- Exercise goal
A word-for-word printout of the whole listing is needed.

- Extracted entries
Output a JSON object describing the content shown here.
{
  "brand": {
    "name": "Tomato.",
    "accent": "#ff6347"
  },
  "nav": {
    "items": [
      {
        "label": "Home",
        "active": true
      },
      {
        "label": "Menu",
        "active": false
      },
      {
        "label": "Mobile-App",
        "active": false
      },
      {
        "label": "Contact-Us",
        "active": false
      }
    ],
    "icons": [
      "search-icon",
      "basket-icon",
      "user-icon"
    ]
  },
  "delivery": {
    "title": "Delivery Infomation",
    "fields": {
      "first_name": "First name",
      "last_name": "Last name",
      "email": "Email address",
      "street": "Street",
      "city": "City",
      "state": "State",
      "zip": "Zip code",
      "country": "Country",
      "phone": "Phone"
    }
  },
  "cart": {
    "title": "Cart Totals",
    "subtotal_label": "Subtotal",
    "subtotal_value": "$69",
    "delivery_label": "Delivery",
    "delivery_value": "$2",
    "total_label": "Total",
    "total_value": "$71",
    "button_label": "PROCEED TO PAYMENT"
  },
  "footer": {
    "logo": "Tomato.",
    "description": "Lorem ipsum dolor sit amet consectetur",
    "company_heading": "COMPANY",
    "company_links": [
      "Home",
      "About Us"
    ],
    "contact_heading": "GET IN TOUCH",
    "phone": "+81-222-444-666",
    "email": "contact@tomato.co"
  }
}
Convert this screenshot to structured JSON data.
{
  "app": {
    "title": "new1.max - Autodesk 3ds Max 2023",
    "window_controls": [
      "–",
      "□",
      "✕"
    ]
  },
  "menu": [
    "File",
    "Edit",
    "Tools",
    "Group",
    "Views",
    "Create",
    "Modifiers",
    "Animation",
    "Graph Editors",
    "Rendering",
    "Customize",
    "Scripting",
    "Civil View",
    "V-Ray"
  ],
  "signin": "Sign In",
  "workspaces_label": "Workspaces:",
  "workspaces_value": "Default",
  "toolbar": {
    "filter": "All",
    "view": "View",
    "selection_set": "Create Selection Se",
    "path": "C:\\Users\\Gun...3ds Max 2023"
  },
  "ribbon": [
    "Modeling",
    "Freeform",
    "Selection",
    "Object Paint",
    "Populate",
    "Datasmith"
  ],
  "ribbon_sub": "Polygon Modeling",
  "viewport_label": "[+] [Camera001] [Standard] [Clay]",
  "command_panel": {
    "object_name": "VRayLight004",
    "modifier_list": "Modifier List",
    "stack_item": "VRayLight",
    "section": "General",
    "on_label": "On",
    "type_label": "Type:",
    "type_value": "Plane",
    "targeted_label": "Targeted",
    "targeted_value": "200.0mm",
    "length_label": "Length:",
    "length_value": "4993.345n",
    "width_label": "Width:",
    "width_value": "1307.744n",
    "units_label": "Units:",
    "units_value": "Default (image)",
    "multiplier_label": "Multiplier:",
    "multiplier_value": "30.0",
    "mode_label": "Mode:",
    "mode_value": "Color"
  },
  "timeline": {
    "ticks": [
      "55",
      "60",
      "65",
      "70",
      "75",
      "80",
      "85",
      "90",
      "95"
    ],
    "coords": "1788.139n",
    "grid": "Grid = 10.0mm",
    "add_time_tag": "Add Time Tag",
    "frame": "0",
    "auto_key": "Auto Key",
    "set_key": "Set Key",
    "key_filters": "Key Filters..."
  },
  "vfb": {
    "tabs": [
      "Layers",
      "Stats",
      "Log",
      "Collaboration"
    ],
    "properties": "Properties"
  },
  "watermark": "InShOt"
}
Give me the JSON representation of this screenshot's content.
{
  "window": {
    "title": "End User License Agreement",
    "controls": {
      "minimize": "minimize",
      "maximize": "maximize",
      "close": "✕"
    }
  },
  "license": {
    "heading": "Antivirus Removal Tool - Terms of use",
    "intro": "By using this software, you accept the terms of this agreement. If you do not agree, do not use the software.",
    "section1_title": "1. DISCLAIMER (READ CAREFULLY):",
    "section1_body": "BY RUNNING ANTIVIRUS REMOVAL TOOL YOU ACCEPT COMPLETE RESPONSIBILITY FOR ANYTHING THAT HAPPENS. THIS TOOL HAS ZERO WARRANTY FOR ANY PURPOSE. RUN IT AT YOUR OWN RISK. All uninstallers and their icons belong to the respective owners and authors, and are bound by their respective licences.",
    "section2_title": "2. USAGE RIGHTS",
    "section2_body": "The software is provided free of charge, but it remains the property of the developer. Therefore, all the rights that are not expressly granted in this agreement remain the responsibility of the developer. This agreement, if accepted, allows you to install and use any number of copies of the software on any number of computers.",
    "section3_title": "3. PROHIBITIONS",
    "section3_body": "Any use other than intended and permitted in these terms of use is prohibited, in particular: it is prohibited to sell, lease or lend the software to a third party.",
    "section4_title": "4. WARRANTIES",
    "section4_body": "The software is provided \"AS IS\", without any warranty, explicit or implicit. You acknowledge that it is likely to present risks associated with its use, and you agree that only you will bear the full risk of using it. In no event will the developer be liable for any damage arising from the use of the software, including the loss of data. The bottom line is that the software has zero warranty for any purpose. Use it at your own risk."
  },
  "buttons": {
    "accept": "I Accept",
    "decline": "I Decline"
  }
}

- Response to the task
Output a JSON object describing the content shown here.
{
  "brand": {
    "name": "Tomato.",
    "accent": "#ff6347"
  },
  "nav": {
    "items": [
      {
        "label": "Home",
        "active": true
      },
      {
        "label": "Menu",
        "active": false
      },
      {
        "label": "Mobile-App",
        "active": false
      },
      {
        "label": "Contact-Us",
        "active": false
      }
    ],
    "icons": [
      "search-icon",
      "basket-icon",
      "user-icon"
    ]
  },
  "delivery": {
    "title": "Delivery Infomation",
    "fields": {
      "first_name": "First name",
      "last_name": "Last name",
      "email": "Email address",
      "street": "Street",
      "city": "City",
      "state": "State",
      "zip": "Zip code",
      "country": "Country",
      "phone": "Phone"
    }
  },
  "cart": {
    "title": "Cart Totals",
    "subtotal_label": "Subtotal",
    "subtotal_value": "$69",
    "delivery_label": "Delivery",
    "delivery_value": "$2",
    "total_label": "Total",
    "total_value": "$71",
    "button_label": "PROCEED TO PAYMENT"
  },
  "footer": {
    "logo": "Tomato.",
    "description": "Lorem ipsum dolor sit amet consectetur",
    "company_heading": "COMPANY",
    "company_links": [
      "Home",
      "About Us"
    ],
    "contact_heading": "GET IN TOUCH",
    "phone": "+81-222-444-666",
    "email": "contact@tomato.co"
  }
}
Convert this screenshot to structured JSON data.
{
  "app": {
    "title": "new1.max - Autodesk 3ds Max 2023",
    "window_controls": [
      "–",
      "□",
      "✕"
    ]
  },
  "menu": [
    "File",
    "Edit",
    "Tools",
    "Group",
    "Views",
    "Create",
    "Modifiers",
    "Animation",
    "Graph Editors",
    "Rendering",
    "Customize",
    "Scripting",
    "Civil View",
    "V-Ray"
  ],
  "signin": "Sign In",
  "workspaces_label": "Workspaces:",
  "workspaces_value": "Default",
  "toolbar": {
    "filter": "All",
    "view": "View",
    "selection_set": "Create Selection Se",
    "path": "C:\\Users\\Gun...3ds Max 2023"
  },
  "ribbon": [
    "Modeling",
    "Freeform",
    "Selection",
    "Object Paint",
    "Populate",
    "Datasmith"
  ],
  "ribbon_sub": "Polygon Modeling",
  "viewport_label": "[+] [Camera001] [Standard] [Clay]",
  "command_panel": {
    "object_name": "VRayLight004",
    "modifier_list": "Modifier List",
    "stack_item": "VRayLight",
    "section": "General",
    "on_label": "On",
    "type_label": "Type:",
    "type_value": "Plane",
    "targeted_label": "Targeted",
    "targeted_value": "200.0mm",
    "length_label": "Length:",
    "length_value": "4993.345n",
    "width_label": "Width:",
    "width_value": "1307.744n",
    "units_label": "Units:",
    "units_value": "Default (image)",
    "multiplier_label": "Multiplier:",
    "multiplier_value": "30.0",
    "mode_label": "Mode:",
    "mode_value": "Color"
  },
  "timeline": {
    "ticks": [
      "55",
      "60",
      "65",
      "70",
      "75",
      "80",
      "85",
      "90",
      "95"
    ],
    "coords": "1788.139n",
    "grid": "Grid = 10.0mm",
    "add_time_tag": "Add Time Tag",
    "frame": "0",
    "auto_key": "Auto Key",
    "set_key": "Set Key",
    "key_filters": "Key Filters..."
  },
  "vfb": {
    "tabs": [
      "Layers",
      "Stats",
      "Log",
      "Collaboration"
    ],
    "properties": "Properties"
  },
  "watermark": "InShOt"
}
Give me the JSON representation of this screenshot's content.
{
  "window": {
    "title": "End User License Agreement",
    "controls": {
      "minimize": "minimize",
      "maximize": "maximize",
      "close": "✕"
    }
  },
  "license": {
    "heading": "Antivirus Removal Tool - Terms of use",
    "intro": "By using this software, you accept the terms of this agreement. If you do not agree, do not use the software.",
    "section1_title": "1. DISCLAIMER (READ CAREFULLY):",
    "section1_body": "BY RUNNING ANTIVIRUS REMOVAL TOOL YOU ACCEPT COMPLETE RESPONSIBILITY FOR ANYTHING THAT HAPPENS. THIS TOOL HAS ZERO WARRANTY FOR ANY PURPOSE. RUN IT AT YOUR OWN RISK. All uninstallers and their icons belong to the respective owners and authors, and are bound by their respective licences.",
    "section2_title": "2. USAGE RIGHTS",
    "section2_body": "The software is provided free of charge, but it remains the property of the developer. Therefore, all the rights that are not expressly granted in this agreement remain the responsibility of the developer. This agreement, if accepted, allows you to install and use any number of copies of the software on any number of computers.",
    "section3_title": "3. PROHIBITIONS",
    "section3_body": "Any use other than intended and permitted in these terms of use is prohibited, in particular: it is prohibited to sell, lease or lend the software to a third party.",
    "section4_title": "4. WARRANTIES",
    "section4_body": "The software is provided \"AS IS\", without any warranty, explicit or implicit. You acknowledge that it is likely to present risks associated with its use, and you agree that only you will bear the full risk of using it. In no event will the developer be liable for any damage arising from the use of the software, including the loss of data. The bottom line is that the software has zero warranty for any purpose. Use it at your own risk."
  },
  "buttons": {
    "accept": "I Accept",
    "decline": "I Decline"
  }
}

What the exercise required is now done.